Urbanization is a big topic of our times. More and more people are moving into cities. Many already live there and some might consider it in their future. But independent of the current individual situation, we are interested to understand what smart cities means for us now and in future and how we all can contribute to improve the quality of living in urban structures.
Following the great keynote sessions at the SAP Alumni event, the round table of “interested citizens” came together. Talking about smart cities was very well echoing the topic of social responsibility and giving something back to society.
What became obvious during the discussion is that the topic has a different meaning to different people. And that a smart city is not defined by the term itself. What is smart? How can we solve the local challenges in mid-size cities? How will we address the challenges mega cities are facing, which also affect us as travelers? How about the public safety aspects?
Technology is playing an important role when it comes to finding answers to these questions. Smart mobility will help to reduce traffic congestion and pollution in mega cities. It will support the shared economy concept in mid-size cities, so I can get my bike or any other means of transport tailored to my needs.
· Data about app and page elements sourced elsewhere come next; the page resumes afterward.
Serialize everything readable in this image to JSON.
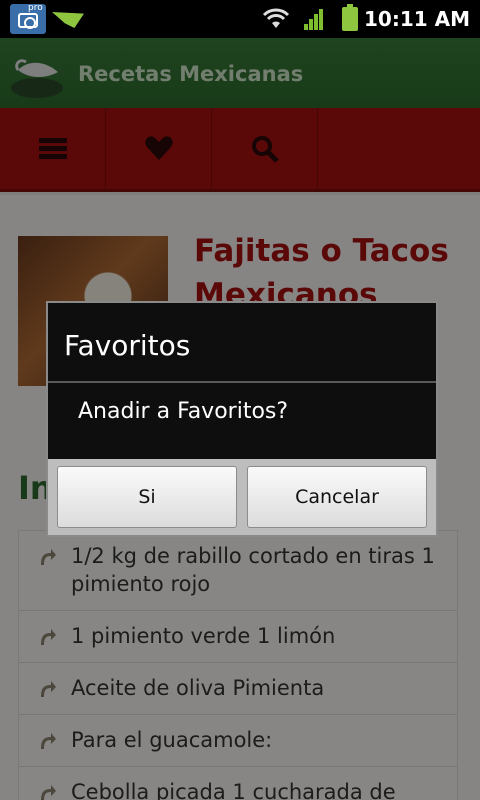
{
  "status_bar": {
    "time": "10:11 AM",
    "camera_badge": "pro",
    "icons": [
      "camera-pro-icon",
      "android-notification-icon",
      "wifi-icon",
      "signal-icon",
      "battery-icon"
    ]
  },
  "app": {
    "title": "Recetas Mexicanas",
    "logo_icon": "chili-pepper-icon"
  },
  "toolbar": {
    "items": [
      {
        "name": "menu",
        "icon": "menu-icon"
      },
      {
        "name": "favorites",
        "icon": "heart-icon"
      },
      {
        "name": "search",
        "icon": "search-icon"
      }
    ]
  },
  "recipe": {
    "title": "Fajitas o Tacos Mexicanos",
    "rating_stars": "★★★★★",
    "section_title": "In",
    "ingredients": [
      "1/2 kg de rabillo cortado en tiras 1 pimiento rojo",
      "1 pimiento verde 1 limón",
      "Aceite de oliva Pimienta",
      "Para el guacamole:",
      "Cebolla picada 1 cucharada de"
    ]
  },
  "dialog": {
    "title": "Favoritos",
    "message": "Anadir a Favoritos?",
    "confirm_label": "Si",
    "cancel_label": "Cancelar"
  },
  "colors": {
    "header_green": "#2c6a2c",
    "toolbar_red": "#a40f0f",
    "title_red": "#a40f0f"
  }
}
Wearable sensors and analytics of structured and unstructured data will impact public safety.
Talking about available and future concepts we finally hit into the topic of data. What data is and will be collected and analyzed? Who owns the data? Who is collecting the data? Who is bringing the different views and patterns together? Utilities, traffic, consumer behavior, engagement with the city administration – these are different aspects to the same question: do I want to expose my data?
There is no “one size fits all” answer to these questions, which will keep us up at night in future. It is a question of trust. Do I trust my government that it will protect my data and use it for the greater good – some of us agreed while others have been more skeptical.
Social responsibility in the context of cities meant asking questions and staying in touch with the topic for us. We will continue on this effort.